Last year, an online video showed a 1-year-old girl touching a magazine as if it were an iPad. She swiped it with her fingers to turn the pages and did a pinching motion to enlarge the images, but to no avail.
Aside from being cute and amusing, the clip underscored the evolution of touch — how we interact with technology. Whether it’s the electric typewriter, the computer mouse or a motion-sensing gaming system, the ever-changing ways in which we control our devices can greatly affect how we work, play and do everything in between.
Here’s a sample of some notable innovations during the past half-century.
Zenith Flash-Matic remote
IBM Selectric typewriter
Many will be too young to remember typing classes in school, but the Selectric changed the game with its typeball and carriage mechanism. Users could type faster and with fewer errors because the ball eliminated jams when fingers struck more than one key.
The Selectric electric typewriter also provided both a tactile and auditory experience, one that some users miss in today’s quiet and mushy keyboards. More than a decade later, a new model featured an internal-correction feature that lessened the need for white-out fluid.
During an historic demonstration at San Francisco’s Brooks Hall, inventor Douglas Engelbart showed off the computer mouse.
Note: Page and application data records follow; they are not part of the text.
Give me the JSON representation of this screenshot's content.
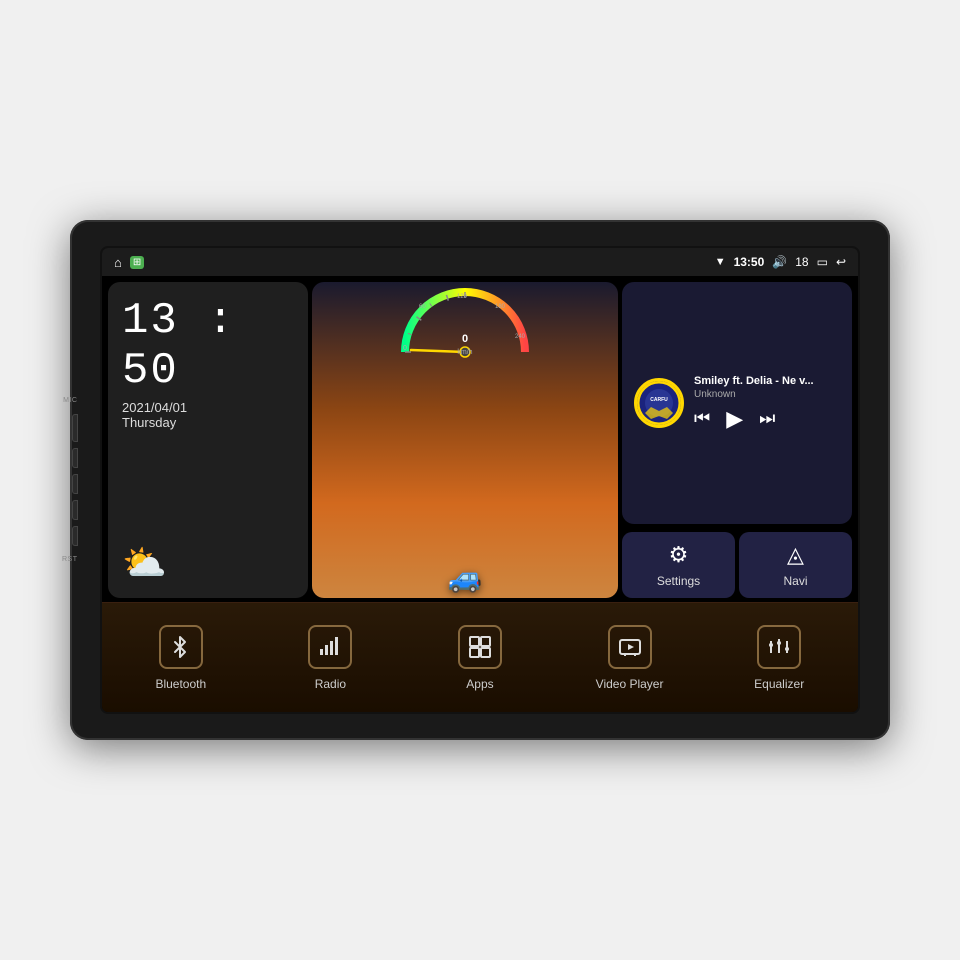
{
  "device": {
    "side_labels": {
      "mic": "MIC",
      "rst": "RST"
    }
  },
  "status_bar": {
    "wifi_icon": "▼",
    "time": "13:50",
    "volume_icon": "🔊",
    "volume_level": "18",
    "battery_icon": "🔋",
    "back_icon": "↩",
    "home_icon": "⌂",
    "app_icon": "⊞"
  },
  "clock": {
    "time": "13 : 50",
    "date": "2021/04/01",
    "day": "Thursday"
  },
  "music": {
    "logo_text": "CARFU",
    "title": "Smiley ft. Delia - Ne v...",
    "artist": "Unknown"
  },
  "settings_btn": {
    "label": "Settings"
  },
  "navi_btn": {
    "label": "Navi"
  },
  "bottom_buttons": [
    {
      "id": "bluetooth",
      "label": "Bluetooth",
      "icon": "bluetooth"
    },
    {
      "id": "radio",
      "label": "Radio",
      "icon": "radio"
    },
    {
      "id": "apps",
      "label": "Apps",
      "icon": "apps"
    },
    {
      "id": "video-player",
      "label": "Video Player",
      "icon": "video"
    },
    {
      "id": "equalizer",
      "label": "Equalizer",
      "icon": "equalizer"
    }
  ],
  "speedometer": {
    "speed": "0",
    "unit": "km/h"
  }
}
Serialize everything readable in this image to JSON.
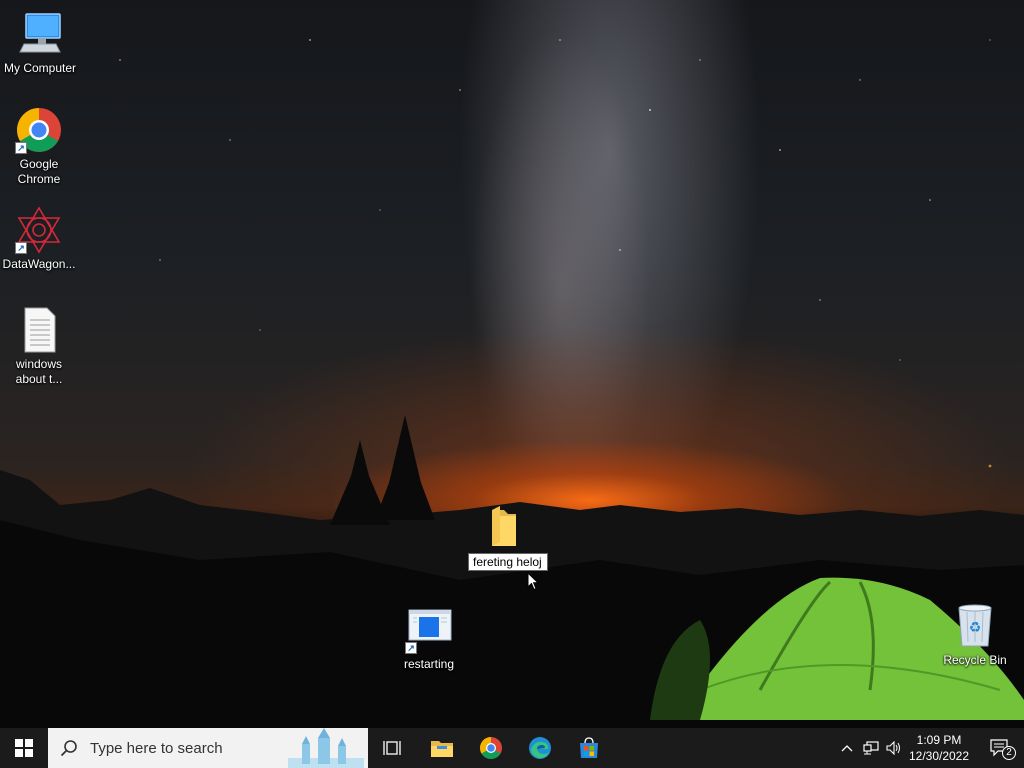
{
  "desktop": {
    "icons": [
      {
        "label": "My Computer",
        "icon": "my-computer-icon"
      },
      {
        "label": "Google Chrome",
        "icon": "chrome-icon",
        "shortcut": true
      },
      {
        "label": "DataWagon...",
        "icon": "datawagon-icon",
        "shortcut": true
      },
      {
        "label": "windows about t...",
        "icon": "text-document-icon"
      },
      {
        "label": "restarting",
        "icon": "app-window-icon",
        "shortcut": true
      },
      {
        "label": "Recycle Bin",
        "icon": "recycle-bin-icon"
      }
    ],
    "renaming_folder": {
      "value": "fereting heloj",
      "icon": "folder-icon"
    }
  },
  "taskbar": {
    "search_placeholder": "Type here to search",
    "pinned": [
      "task-view-icon",
      "file-explorer-icon",
      "chrome-icon",
      "edge-icon",
      "microsoft-store-icon"
    ],
    "tray": {
      "time": "1:09 PM",
      "date": "12/30/2022",
      "notification_count": "2"
    }
  },
  "colors": {
    "taskbar": "#1b1b1b",
    "search_box": "#f2f2f2",
    "accent": "#1a73e8"
  }
}
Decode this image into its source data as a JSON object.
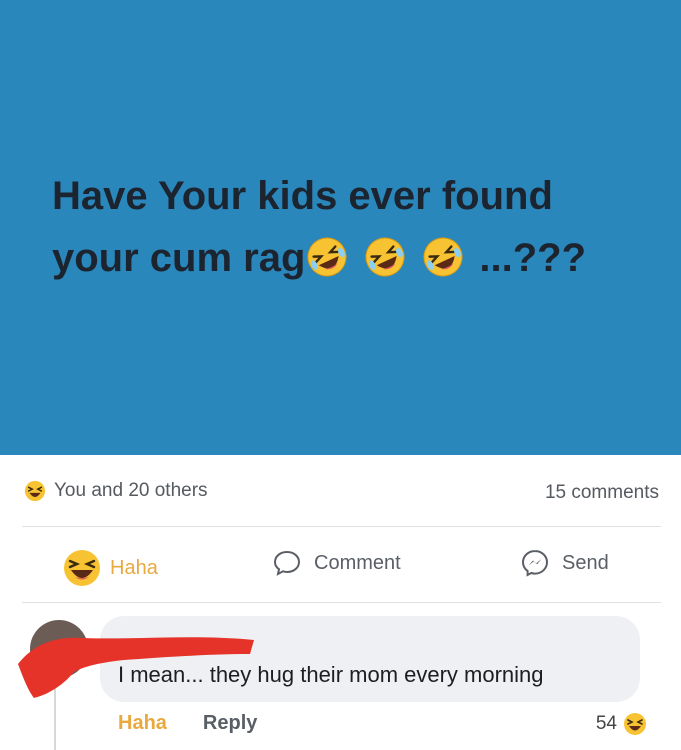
{
  "post": {
    "banner_line1": "Have Your kids ever found",
    "banner_line2_start": "your cum rag",
    "banner_line2_end": "...???",
    "banner_bg": "#2a87bb",
    "banner_emoji": "rolling-laughing-face-icon"
  },
  "reactions": {
    "summary": "You and 20 others",
    "comments_count": "15 comments",
    "icon": "haha-emoji-icon"
  },
  "actions": {
    "haha_label": "Haha",
    "comment_label": "Comment",
    "send_label": "Send"
  },
  "comment": {
    "text": "I mean... they hug their mom every morning",
    "haha_label": "Haha",
    "reply_label": "Reply",
    "reaction_count": "54"
  },
  "colors": {
    "haha": "#e8a93f",
    "redaction": "#e5332a"
  }
}
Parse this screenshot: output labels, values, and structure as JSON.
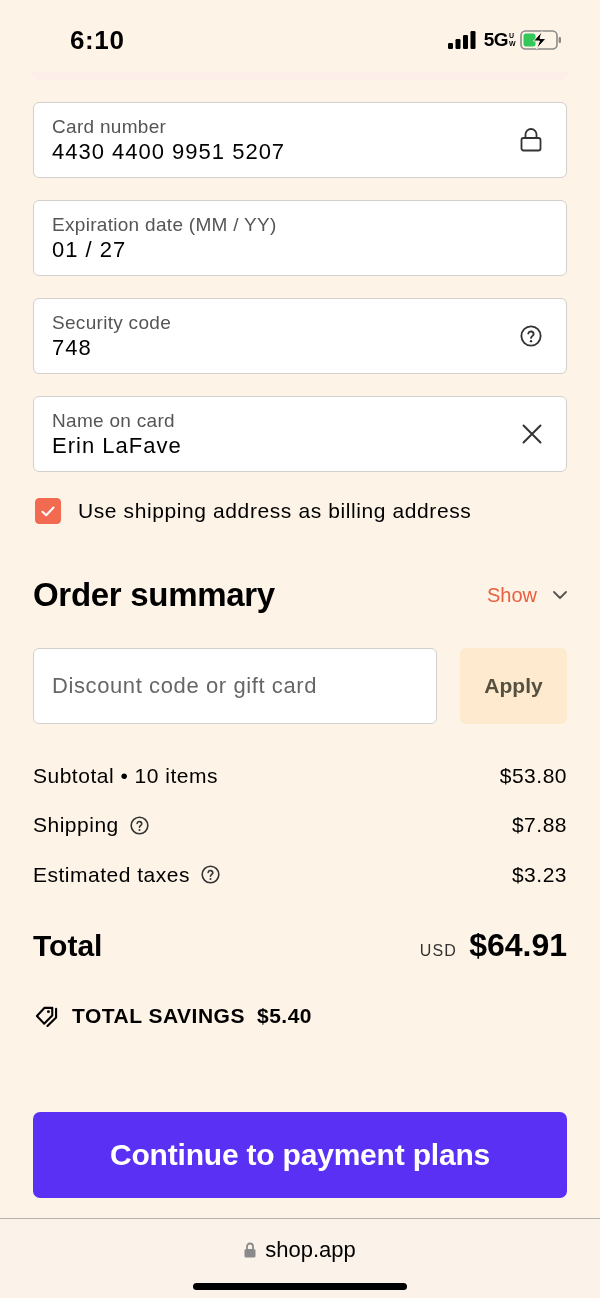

The device would later gain mainstream popularity with the debut of Apple’s Macintosh computer in 1984.
The mouse went on to evolve in design and features, adding buttons and a scroll wheel, while dropping the trackball — and in some models, the tail. Some have gone high tech.
Like the controller for Nintendo’s Wii game system, the Logitech MX Air has motion-sensing technology, including a gyroscope and an accelerometer.
The Plato IV
The Plato IV welcomed students at the University of Illinois into the world of computing. Made by Control Data Corp, it featured a display with a 16-by-16 grid infrared touch panel that let students answer questions quickly by touching the screen.
The device also helped establish key online concepts: forums, message boards, online testing, e-mail, chat rooms, picture languages, instant messaging, remote screen sharing and multi-player games.
Simon Personal Communicator phone
It looked and worked like a smartphone, yet that name wouldn’t be coined for several more years. Rather than loading up pockets and purses with a half-dozen different devices, Simon, a collaboration between IBM and BellSouth, offered e-mail, calling, paging, calendar functions and a pen-based sketchpad, all surrounded by a monochrome touchscreen.
Novint Falcon 3D touch controller
Haptics have brought virtual feedback to everything from automobiles and phones to game rumble pads and flight simulators. The Falcon is one of the first devices to offer 3D feedback. The weight and dynamics of objects can be simulated so that an object’s inertia and momentum can be felt throughout a person’s body.
Users feel the impact of a virtual bullet hit, the recoil of a gun or the motion of a golf club.
Long before the iPhone came along, Samsung, LG and Palm were using touch-screen technology in their devices. Still, it was the iPhone, with its stylish interface, that would up-end the mobile market.
In the evolution of touch, the iPhone would popularize gestures such as finger-swiping and pinching used on the touch screen.
Wouldn’t it be great if we could control all our technology without touching it at all? We’re not there yet, but the Mindflex offers an early glimpse of mind control’s capabilities. The toy comes with a headset that uses the player’s brainwaves to help move a ball through an obstacle course.
The mind itself isn’t actually moving the ball — instead, a fan built into the device is triggered by the player’s brainwaves. Concentration makes the fan blow stronger, lifting the ball higher, while a relaxed mind does the opposite.
The device uses 3D motion capture, voice input and facial recognition. The technology isn’t just about fun and games, though.
In 2011, the company released a software development kit that allowed researchers in Seattle to explore how Kinect can give surgeons a virtual sense of touch during remote surgical procedures.
Based on 40 years of research funded by Darpa, Siri’s natural language technology was snapped up by Apple in 2010 for use in iOS products.
Is this the future of interaction with all technology?
We don’t know. Ask Siri.